Ridge regression regularize the linear regression by imposing a penalty on the size of coefficients. Thus the coefficients are shrunk toward zero and toward each other. But when this happens and if the independent variables does not have the same scale, the shrinking is not fair. Two independent variables with different scales will have different contributions to the penalized terms, because the penalized term is a sum of squares of all the coefficients. To avoid such kind of problems, very often, the independent variables are centered and scaled in order to have variance 1.
[Later edit to answer to comment]
Suppose now that you have an independent variable $height$. Now, human height might be measured in inches or meters or kilometers. If measured in kilometers, than in standard linear regression I think it will give a much bigger coefficient term, than if measured in millimeters.

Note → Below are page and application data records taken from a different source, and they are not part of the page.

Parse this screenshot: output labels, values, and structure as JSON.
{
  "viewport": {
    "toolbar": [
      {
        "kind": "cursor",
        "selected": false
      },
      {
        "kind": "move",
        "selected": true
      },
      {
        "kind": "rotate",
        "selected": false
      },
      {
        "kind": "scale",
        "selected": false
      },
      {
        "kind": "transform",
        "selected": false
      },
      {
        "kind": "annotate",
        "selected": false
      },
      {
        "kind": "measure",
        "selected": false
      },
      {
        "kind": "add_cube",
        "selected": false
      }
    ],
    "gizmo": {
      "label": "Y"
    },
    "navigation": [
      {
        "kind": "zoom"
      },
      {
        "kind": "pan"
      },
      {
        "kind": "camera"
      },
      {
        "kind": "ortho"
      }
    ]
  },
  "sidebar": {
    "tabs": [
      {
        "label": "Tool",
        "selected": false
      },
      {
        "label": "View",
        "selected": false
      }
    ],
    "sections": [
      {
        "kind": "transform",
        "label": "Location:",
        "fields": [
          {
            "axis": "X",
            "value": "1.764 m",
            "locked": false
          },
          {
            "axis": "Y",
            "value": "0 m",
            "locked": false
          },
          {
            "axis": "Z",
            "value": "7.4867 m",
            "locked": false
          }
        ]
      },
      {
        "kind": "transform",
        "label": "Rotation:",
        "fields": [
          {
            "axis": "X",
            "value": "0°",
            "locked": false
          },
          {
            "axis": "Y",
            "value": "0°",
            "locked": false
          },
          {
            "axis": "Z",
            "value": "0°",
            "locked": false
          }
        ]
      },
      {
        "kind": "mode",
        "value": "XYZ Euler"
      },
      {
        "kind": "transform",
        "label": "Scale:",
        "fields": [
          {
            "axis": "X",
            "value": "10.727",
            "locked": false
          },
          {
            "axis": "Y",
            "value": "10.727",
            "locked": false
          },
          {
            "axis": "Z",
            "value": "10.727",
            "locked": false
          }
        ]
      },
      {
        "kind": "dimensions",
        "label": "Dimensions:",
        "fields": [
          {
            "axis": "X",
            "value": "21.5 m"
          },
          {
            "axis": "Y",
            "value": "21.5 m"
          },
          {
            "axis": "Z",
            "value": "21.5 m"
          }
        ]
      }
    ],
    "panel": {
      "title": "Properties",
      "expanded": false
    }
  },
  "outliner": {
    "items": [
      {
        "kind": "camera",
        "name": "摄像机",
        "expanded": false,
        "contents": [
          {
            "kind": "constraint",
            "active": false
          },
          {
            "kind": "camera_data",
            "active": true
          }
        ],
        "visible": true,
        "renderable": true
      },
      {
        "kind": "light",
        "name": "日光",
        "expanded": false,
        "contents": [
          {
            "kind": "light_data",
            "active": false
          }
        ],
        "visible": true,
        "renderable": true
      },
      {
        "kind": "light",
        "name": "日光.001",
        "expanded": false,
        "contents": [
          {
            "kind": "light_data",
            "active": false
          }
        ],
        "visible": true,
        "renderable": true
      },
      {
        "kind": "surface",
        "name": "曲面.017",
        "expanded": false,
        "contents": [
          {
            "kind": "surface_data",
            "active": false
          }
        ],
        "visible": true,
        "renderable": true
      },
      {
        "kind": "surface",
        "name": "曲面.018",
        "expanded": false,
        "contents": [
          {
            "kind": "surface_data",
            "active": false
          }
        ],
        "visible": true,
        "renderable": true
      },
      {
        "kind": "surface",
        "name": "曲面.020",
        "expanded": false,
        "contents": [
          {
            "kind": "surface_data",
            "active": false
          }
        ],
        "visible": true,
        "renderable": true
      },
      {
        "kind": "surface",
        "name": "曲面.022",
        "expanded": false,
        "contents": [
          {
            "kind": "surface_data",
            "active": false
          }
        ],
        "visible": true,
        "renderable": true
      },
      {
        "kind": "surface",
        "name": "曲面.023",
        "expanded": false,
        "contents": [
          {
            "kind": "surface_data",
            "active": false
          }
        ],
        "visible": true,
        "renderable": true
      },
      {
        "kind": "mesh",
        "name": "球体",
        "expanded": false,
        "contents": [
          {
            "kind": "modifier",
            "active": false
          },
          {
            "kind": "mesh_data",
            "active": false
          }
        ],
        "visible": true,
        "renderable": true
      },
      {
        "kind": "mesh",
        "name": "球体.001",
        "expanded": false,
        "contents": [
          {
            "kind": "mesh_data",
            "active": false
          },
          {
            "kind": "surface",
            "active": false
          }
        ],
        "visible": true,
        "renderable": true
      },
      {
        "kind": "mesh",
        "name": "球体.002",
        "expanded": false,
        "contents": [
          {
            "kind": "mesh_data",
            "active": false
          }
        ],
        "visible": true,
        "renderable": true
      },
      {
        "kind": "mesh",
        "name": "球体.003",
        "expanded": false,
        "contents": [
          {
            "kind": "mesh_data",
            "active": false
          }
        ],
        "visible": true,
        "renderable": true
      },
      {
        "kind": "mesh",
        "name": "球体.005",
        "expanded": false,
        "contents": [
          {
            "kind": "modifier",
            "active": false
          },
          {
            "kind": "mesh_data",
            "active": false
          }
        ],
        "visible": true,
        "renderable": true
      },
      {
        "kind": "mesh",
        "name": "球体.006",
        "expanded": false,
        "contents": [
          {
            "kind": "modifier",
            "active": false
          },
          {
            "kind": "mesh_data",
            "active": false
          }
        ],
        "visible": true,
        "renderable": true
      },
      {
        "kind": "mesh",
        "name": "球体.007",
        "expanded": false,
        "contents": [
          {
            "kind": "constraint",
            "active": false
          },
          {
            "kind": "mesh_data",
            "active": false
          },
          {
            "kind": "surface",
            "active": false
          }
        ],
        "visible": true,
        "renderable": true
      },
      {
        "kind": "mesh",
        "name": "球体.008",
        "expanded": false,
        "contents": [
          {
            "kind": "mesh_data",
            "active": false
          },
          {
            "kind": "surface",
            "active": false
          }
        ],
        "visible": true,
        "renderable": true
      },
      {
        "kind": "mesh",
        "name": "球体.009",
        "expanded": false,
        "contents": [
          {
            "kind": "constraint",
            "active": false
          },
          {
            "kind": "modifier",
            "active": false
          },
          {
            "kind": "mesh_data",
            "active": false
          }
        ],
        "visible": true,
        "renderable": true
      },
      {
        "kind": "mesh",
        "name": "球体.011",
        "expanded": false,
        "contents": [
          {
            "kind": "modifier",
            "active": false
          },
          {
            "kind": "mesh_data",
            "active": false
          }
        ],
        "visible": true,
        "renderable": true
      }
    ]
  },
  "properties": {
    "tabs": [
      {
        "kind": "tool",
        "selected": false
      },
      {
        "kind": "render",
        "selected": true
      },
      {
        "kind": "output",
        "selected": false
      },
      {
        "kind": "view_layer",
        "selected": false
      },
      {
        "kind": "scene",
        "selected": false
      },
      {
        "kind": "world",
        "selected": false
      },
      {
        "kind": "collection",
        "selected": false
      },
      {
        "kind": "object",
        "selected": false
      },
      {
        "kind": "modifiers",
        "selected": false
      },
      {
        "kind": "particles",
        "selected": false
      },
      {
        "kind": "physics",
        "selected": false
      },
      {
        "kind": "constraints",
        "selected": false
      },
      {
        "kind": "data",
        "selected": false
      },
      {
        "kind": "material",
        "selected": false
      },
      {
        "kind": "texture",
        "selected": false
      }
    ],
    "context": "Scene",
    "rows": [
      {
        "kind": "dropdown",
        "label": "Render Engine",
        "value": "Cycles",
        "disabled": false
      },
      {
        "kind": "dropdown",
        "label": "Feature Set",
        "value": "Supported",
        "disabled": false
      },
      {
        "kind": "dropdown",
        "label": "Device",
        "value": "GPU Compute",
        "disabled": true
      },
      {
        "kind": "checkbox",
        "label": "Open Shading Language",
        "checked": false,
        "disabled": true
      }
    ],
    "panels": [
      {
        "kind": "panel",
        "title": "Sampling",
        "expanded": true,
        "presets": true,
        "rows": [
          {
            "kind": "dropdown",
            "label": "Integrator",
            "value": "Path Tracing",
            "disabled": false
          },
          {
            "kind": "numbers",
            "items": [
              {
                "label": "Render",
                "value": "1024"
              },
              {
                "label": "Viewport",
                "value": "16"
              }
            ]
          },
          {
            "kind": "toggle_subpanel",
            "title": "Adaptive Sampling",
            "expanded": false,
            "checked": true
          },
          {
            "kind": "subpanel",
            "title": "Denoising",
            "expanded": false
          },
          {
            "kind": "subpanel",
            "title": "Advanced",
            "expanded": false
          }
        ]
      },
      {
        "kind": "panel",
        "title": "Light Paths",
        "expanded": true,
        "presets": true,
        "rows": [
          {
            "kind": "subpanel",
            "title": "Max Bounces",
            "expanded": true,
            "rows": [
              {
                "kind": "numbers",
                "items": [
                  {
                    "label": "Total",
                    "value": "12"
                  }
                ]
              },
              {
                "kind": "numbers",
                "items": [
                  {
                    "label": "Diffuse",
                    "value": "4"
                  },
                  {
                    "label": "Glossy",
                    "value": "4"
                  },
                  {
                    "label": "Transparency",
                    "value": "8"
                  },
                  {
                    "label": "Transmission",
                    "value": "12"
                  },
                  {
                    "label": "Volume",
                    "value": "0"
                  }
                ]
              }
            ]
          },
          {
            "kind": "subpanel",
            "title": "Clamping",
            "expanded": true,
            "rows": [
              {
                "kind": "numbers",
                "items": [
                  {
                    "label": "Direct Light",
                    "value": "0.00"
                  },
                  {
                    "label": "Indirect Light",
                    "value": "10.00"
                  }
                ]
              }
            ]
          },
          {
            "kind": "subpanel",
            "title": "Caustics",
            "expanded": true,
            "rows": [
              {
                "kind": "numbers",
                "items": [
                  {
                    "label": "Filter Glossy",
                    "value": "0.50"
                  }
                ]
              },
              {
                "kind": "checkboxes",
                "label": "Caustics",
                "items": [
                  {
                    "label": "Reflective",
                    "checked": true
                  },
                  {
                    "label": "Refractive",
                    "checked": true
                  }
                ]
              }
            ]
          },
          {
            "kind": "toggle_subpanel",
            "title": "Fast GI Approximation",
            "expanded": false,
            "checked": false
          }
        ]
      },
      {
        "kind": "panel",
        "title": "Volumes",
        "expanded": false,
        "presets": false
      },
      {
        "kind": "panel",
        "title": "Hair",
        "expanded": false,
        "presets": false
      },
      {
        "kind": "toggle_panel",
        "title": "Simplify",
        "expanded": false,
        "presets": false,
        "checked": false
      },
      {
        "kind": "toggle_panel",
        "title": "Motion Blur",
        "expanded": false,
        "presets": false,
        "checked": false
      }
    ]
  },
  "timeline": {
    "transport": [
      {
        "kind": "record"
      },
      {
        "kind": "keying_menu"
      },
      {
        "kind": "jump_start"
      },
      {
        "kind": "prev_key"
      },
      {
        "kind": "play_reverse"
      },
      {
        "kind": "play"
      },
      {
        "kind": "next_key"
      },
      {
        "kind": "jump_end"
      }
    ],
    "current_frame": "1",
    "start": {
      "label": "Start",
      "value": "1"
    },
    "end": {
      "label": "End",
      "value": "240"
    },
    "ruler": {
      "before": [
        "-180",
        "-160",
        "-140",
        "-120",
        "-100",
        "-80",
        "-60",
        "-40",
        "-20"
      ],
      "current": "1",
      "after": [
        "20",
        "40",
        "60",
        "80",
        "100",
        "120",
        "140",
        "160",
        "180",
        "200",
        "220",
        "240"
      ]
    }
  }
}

The penalization term with lambda is the same as expressing the square loss function with respect to the sum of squared coefficients less than or equal a given constant. That means, bigger lambda gives much space to the squared sum of coefficients, and lower lambda a smaller space. Bigger or smaller space means bigger or smaller absolute values of the coefficients.
By not using standardization, then to fit the model might require big absolute values of the coefficients. Of course, we might have a big coefficient value naturally, due to the role of the variable in the model. What I state is that this value might have an artificially inflated value due to not scaling. So, scaling also decreases the need for a big values of coefficients. Thus, the optimal value of lambda would be usually smaller, which corresponds to a smaller sum of squared values of coefficients.